* **Task**:
For the records below, tally the lines that contain "true" and give only that number.

* **Records for this exercise**:
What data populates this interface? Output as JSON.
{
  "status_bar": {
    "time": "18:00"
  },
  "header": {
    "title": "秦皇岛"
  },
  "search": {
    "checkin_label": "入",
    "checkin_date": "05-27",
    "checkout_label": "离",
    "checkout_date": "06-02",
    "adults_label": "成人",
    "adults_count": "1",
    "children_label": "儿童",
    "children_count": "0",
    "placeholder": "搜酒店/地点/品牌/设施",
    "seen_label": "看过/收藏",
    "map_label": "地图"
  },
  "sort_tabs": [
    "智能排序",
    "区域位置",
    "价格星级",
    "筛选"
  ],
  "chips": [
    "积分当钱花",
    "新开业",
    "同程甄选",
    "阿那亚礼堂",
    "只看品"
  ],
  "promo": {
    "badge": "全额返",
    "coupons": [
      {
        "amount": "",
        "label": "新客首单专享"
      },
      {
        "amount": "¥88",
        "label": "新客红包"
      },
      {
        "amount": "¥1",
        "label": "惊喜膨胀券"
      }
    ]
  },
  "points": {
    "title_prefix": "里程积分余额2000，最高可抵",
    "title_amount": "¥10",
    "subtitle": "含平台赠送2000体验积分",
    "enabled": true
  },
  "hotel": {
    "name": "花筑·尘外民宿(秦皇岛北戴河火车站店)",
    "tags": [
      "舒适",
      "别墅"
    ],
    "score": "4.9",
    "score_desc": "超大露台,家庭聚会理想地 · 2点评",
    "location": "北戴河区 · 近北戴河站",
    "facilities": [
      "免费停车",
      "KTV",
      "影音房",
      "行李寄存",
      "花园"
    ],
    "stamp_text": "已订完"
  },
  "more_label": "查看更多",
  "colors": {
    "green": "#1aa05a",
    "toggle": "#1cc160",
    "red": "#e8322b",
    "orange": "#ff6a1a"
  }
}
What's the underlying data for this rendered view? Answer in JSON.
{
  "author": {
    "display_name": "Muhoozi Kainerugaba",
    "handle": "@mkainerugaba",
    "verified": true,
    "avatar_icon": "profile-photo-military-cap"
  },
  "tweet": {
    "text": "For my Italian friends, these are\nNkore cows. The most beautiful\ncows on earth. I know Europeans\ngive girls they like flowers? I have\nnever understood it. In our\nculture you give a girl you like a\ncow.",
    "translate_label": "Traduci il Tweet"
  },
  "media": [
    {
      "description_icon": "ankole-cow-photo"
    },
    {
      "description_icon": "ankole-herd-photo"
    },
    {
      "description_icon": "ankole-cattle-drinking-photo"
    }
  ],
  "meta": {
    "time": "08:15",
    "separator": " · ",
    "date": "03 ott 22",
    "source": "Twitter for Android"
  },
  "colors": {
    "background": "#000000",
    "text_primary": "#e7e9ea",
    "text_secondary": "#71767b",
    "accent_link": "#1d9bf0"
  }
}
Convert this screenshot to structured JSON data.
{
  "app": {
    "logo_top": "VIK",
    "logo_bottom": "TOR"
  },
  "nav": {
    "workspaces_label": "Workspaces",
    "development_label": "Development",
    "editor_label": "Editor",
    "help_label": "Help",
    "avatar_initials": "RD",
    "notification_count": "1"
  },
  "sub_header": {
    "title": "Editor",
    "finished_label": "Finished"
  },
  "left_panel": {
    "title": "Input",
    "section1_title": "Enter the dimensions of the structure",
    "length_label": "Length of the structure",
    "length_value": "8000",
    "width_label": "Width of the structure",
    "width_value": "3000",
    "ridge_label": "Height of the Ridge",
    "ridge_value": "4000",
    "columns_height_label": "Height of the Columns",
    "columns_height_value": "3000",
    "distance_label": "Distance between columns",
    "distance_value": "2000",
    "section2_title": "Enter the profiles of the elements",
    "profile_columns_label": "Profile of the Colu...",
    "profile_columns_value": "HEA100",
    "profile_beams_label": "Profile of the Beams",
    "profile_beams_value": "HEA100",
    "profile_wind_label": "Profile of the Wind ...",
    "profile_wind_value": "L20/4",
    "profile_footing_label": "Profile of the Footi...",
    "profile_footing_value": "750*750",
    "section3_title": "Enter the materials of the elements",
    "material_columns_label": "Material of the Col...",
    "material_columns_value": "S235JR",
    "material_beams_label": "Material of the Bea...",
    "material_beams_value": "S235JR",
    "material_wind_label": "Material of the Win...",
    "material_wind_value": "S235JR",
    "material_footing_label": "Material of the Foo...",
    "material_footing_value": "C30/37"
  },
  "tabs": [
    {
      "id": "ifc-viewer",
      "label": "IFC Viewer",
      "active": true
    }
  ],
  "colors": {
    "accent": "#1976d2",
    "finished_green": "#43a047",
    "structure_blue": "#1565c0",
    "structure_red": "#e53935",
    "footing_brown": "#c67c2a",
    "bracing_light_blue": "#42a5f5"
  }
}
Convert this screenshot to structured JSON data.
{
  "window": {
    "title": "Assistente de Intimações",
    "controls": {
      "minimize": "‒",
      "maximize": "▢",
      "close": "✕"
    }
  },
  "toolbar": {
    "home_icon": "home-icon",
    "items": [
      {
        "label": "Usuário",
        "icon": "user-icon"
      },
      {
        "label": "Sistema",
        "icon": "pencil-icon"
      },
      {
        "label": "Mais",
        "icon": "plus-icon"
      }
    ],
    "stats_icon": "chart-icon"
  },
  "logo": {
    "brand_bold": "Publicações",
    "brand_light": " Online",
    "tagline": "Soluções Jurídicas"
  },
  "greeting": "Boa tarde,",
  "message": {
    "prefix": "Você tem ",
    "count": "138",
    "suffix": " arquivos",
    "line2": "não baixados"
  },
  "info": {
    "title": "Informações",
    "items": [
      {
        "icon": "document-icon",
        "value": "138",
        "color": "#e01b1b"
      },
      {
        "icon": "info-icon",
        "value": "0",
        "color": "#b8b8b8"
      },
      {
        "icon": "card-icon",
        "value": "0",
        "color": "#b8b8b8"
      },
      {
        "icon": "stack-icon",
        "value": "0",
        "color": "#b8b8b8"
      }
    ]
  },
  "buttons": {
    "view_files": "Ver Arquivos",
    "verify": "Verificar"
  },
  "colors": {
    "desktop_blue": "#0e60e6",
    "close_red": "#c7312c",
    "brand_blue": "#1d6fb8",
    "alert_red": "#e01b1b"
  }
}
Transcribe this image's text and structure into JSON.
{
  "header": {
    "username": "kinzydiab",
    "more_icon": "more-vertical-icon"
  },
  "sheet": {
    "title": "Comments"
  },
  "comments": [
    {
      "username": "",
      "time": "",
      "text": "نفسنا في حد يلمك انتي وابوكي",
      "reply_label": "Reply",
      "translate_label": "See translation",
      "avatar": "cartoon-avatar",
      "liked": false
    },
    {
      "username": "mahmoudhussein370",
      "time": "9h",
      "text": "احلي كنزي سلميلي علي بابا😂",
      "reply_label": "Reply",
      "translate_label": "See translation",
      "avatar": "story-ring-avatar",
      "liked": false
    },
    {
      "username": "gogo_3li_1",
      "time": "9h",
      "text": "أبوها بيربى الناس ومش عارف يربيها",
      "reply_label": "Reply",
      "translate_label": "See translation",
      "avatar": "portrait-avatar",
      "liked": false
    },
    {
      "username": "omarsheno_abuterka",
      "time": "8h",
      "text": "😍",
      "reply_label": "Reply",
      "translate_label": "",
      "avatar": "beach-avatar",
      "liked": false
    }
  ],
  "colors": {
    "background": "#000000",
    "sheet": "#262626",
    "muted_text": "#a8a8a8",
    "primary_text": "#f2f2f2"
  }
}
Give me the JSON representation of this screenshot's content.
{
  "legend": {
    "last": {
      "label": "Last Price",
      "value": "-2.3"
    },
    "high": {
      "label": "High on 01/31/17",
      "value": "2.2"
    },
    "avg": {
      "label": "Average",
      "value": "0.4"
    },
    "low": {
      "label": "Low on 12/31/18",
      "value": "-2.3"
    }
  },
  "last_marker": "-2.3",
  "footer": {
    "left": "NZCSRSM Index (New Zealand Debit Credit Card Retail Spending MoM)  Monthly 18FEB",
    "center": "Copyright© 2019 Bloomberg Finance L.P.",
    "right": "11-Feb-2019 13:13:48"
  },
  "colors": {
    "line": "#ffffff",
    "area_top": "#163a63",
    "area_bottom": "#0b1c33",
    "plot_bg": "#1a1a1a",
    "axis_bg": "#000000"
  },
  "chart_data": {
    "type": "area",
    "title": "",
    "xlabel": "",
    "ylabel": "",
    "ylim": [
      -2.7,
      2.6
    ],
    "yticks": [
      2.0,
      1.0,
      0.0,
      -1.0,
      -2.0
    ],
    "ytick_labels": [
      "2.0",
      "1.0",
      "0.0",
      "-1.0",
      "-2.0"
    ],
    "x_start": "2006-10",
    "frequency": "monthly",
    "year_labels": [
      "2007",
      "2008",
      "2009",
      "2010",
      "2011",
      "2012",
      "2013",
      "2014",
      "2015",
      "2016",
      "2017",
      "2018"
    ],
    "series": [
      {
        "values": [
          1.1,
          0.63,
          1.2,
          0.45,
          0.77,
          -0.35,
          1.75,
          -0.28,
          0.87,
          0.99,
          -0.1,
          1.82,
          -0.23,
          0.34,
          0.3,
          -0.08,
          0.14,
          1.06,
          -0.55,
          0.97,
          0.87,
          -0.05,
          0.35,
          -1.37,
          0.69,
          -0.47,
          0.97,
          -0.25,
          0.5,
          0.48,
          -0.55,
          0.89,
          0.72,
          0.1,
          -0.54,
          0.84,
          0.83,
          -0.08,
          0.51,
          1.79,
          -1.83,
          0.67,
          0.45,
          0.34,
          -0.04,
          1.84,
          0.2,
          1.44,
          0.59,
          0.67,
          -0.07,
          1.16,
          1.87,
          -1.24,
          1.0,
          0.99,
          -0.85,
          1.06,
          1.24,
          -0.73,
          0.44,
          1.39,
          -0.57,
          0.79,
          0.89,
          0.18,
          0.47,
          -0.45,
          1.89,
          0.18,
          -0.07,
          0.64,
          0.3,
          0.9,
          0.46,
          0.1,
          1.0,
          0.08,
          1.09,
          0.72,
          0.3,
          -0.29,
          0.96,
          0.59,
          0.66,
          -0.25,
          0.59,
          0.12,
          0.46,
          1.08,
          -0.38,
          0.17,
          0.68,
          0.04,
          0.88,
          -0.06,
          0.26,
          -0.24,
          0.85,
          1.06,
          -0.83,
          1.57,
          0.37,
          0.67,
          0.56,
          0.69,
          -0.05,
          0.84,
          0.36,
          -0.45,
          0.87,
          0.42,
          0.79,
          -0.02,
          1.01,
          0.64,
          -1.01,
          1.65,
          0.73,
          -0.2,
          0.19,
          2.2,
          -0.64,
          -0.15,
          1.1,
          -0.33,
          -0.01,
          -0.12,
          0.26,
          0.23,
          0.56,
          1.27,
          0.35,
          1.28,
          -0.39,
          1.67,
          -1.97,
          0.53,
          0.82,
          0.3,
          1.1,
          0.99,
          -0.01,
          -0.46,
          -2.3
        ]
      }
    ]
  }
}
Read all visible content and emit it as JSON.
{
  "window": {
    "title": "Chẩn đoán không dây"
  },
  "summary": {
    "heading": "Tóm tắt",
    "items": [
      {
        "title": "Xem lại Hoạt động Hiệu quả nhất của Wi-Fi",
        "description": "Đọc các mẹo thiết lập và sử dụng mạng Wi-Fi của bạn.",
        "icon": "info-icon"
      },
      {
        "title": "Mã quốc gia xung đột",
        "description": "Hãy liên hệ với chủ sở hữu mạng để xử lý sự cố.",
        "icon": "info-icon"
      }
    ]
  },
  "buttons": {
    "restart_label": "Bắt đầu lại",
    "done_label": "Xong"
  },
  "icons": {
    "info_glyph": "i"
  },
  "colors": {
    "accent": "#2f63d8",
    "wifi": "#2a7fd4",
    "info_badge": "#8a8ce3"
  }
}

* **Response for this exercise**:
3